┌──

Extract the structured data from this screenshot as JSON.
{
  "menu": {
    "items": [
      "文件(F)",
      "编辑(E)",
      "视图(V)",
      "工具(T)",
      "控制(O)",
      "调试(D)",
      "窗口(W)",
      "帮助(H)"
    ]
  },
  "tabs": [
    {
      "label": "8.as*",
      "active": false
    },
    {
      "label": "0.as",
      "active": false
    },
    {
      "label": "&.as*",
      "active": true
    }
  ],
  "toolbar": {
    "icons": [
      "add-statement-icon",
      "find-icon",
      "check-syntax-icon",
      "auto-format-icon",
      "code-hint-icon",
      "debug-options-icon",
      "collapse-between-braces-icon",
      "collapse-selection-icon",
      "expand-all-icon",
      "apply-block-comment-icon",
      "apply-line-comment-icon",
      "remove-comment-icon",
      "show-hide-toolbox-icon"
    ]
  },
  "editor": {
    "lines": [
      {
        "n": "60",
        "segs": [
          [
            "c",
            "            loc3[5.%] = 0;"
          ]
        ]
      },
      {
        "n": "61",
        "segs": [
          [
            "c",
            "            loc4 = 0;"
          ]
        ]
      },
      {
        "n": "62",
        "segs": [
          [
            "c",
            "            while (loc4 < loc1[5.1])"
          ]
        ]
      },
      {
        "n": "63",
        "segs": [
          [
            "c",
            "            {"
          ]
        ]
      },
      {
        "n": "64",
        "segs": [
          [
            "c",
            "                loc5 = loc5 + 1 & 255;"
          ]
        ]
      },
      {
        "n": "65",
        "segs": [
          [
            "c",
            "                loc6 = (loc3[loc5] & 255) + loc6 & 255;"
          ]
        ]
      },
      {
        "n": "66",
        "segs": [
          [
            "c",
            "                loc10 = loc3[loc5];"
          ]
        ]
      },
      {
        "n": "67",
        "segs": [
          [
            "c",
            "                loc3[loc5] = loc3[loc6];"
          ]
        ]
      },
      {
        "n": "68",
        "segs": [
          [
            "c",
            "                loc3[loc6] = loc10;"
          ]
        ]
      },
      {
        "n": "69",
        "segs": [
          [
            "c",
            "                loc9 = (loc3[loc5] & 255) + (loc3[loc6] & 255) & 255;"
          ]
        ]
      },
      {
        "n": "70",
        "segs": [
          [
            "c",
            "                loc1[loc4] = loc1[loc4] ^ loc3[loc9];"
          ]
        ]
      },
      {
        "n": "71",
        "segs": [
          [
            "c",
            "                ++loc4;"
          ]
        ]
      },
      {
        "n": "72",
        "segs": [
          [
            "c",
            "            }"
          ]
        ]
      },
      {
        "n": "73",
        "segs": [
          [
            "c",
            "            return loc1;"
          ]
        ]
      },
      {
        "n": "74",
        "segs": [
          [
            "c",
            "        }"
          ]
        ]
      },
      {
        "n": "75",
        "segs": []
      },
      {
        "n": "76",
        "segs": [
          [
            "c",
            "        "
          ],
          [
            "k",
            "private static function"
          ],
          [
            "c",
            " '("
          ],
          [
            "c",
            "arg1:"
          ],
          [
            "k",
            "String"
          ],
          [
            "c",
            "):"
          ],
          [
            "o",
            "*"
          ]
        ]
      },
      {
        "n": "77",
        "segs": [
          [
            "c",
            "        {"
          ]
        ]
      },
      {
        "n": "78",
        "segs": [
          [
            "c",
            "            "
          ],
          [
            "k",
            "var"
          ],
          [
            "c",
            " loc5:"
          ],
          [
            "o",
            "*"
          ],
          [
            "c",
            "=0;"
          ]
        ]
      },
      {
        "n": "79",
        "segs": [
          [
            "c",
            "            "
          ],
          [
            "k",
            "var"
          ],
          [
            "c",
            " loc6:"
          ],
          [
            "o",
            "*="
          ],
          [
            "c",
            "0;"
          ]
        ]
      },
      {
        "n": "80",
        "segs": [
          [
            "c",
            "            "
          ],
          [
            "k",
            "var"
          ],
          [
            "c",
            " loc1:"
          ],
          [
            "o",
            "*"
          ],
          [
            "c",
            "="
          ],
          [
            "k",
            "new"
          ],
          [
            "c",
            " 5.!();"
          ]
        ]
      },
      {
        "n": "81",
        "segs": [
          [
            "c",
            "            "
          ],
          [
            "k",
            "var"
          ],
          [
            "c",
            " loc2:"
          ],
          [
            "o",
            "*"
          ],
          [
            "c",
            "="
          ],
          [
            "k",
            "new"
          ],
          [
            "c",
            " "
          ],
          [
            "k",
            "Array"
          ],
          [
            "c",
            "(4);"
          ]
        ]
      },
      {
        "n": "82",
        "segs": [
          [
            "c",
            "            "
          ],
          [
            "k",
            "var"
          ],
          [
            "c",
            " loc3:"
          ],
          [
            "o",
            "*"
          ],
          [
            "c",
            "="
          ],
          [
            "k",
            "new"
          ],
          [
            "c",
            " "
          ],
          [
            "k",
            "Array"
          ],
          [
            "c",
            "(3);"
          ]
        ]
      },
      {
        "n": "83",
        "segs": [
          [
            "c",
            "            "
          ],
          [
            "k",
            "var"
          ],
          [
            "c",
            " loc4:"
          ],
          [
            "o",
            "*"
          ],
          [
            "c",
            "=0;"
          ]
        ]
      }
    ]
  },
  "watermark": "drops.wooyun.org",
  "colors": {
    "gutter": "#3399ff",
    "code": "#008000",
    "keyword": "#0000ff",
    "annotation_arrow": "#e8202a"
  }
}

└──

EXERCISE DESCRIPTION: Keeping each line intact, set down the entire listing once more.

ANSWER BOX:
Extract the structured data from this screenshot as JSON.
{
  "menu": {
    "items": [
      "文件(F)",
      "编辑(E)",
      "视图(V)",
      "工具(T)",
      "控制(O)",
      "调试(D)",
      "窗口(W)",
      "帮助(H)"
    ]
  },
  "tabs": [
    {
      "label": "8.as*",
      "active": false
    },
    {
      "label": "0.as",
      "active": false
    },
    {
      "label": "&.as*",
      "active": true
    }
  ],
  "toolbar": {
    "icons": [
      "add-statement-icon",
      "find-icon",
      "check-syntax-icon",
      "auto-format-icon",
      "code-hint-icon",
      "debug-options-icon",
      "collapse-between-braces-icon",
      "collapse-selection-icon",
      "expand-all-icon",
      "apply-block-comment-icon",
      "apply-line-comment-icon",
      "remove-comment-icon",
      "show-hide-toolbox-icon"
    ]
  },
  "editor": {
    "lines": [
      {
        "n": "60",
        "segs": [
          [
            "c",
            "            loc3[5.%] = 0;"
          ]
        ]
      },
      {
        "n": "61",
        "segs": [
          [
            "c",
            "            loc4 = 0;"
          ]
        ]
      },
      {
        "n": "62",
        "segs": [
          [
            "c",
            "            while (loc4 < loc1[5.1])"
          ]
        ]
      },
      {
        "n": "63",
        "segs": [
          [
            "c",
            "            {"
          ]
        ]
      },
      {
        "n": "64",
        "segs": [
          [
            "c",
            "                loc5 = loc5 + 1 & 255;"
          ]
        ]
      },
      {
        "n": "65",
        "segs": [
          [
            "c",
            "                loc6 = (loc3[loc5] & 255) + loc6 & 255;"
          ]
        ]
      },
      {
        "n": "66",
        "segs": [
          [
            "c",
            "                loc10 = loc3[loc5];"
          ]
        ]
      },
      {
        "n": "67",
        "segs": [
          [
            "c",
            "                loc3[loc5] = loc3[loc6];"
          ]
        ]
      },
      {
        "n": "68",
        "segs": [
          [
            "c",
            "                loc3[loc6] = loc10;"
          ]
        ]
      },
      {
        "n": "69",
        "segs": [
          [
            "c",
            "                loc9 = (loc3[loc5] & 255) + (loc3[loc6] & 255) & 255;"
          ]
        ]
      },
      {
        "n": "70",
        "segs": [
          [
            "c",
            "                loc1[loc4] = loc1[loc4] ^ loc3[loc9];"
          ]
        ]
      },
      {
        "n": "71",
        "segs": [
          [
            "c",
            "                ++loc4;"
          ]
        ]
      },
      {
        "n": "72",
        "segs": [
          [
            "c",
            "            }"
          ]
        ]
      },
      {
        "n": "73",
        "segs": [
          [
            "c",
            "            return loc1;"
          ]
        ]
      },
      {
        "n": "74",
        "segs": [
          [
            "c",
            "        }"
          ]
        ]
      },
      {
        "n": "75",
        "segs": []
      },
      {
        "n": "76",
        "segs": [
          [
            "c",
            "        "
          ],
          [
            "k",
            "private static function"
          ],
          [
            "c",
            " '("
          ],
          [
            "c",
            "arg1:"
          ],
          [
            "k",
            "String"
          ],
          [
            "c",
            "):"
          ],
          [
            "o",
            "*"
          ]
        ]
      },
      {
        "n": "77",
        "segs": [
          [
            "c",
            "        {"
          ]
        ]
      },
      {
        "n": "78",
        "segs": [
          [
            "c",
            "            "
          ],
          [
            "k",
            "var"
          ],
          [
            "c",
            " loc5:"
          ],
          [
            "o",
            "*"
          ],
          [
            "c",
            "=0;"
          ]
        ]
      },
      {
        "n": "79",
        "segs": [
          [
            "c",
            "            "
          ],
          [
            "k",
            "var"
          ],
          [
            "c",
            " loc6:"
          ],
          [
            "o",
            "*="
          ],
          [
            "c",
            "0;"
          ]
        ]
      },
      {
        "n": "80",
        "segs": [
          [
            "c",
            "            "
          ],
          [
            "k",
            "var"
          ],
          [
            "c",
            " loc1:"
          ],
          [
            "o",
            "*"
          ],
          [
            "c",
            "="
          ],
          [
            "k",
            "new"
          ],
          [
            "c",
            " 5.!();"
          ]
        ]
      },
      {
        "n": "81",
        "segs": [
          [
            "c",
            "            "
          ],
          [
            "k",
            "var"
          ],
          [
            "c",
            " loc2:"
          ],
          [
            "o",
            "*"
          ],
          [
            "c",
            "="
          ],
          [
            "k",
            "new"
          ],
          [
            "c",
            " "
          ],
          [
            "k",
            "Array"
          ],
          [
            "c",
            "(4);"
          ]
        ]
      },
      {
        "n": "82",
        "segs": [
          [
            "c",
            "            "
          ],
          [
            "k",
            "var"
          ],
          [
            "c",
            " loc3:"
          ],
          [
            "o",
            "*"
          ],
          [
            "c",
            "="
          ],
          [
            "k",
            "new"
          ],
          [
            "c",
            " "
          ],
          [
            "k",
            "Array"
          ],
          [
            "c",
            "(3);"
          ]
        ]
      },
      {
        "n": "83",
        "segs": [
          [
            "c",
            "            "
          ],
          [
            "k",
            "var"
          ],
          [
            "c",
            " loc4:"
          ],
          [
            "o",
            "*"
          ],
          [
            "c",
            "=0;"
          ]
        ]
      }
    ]
  },
  "watermark": "drops.wooyun.org",
  "colors": {
    "gutter": "#3399ff",
    "code": "#008000",
    "keyword": "#0000ff",
    "annotation_arrow": "#e8202a"
  }
}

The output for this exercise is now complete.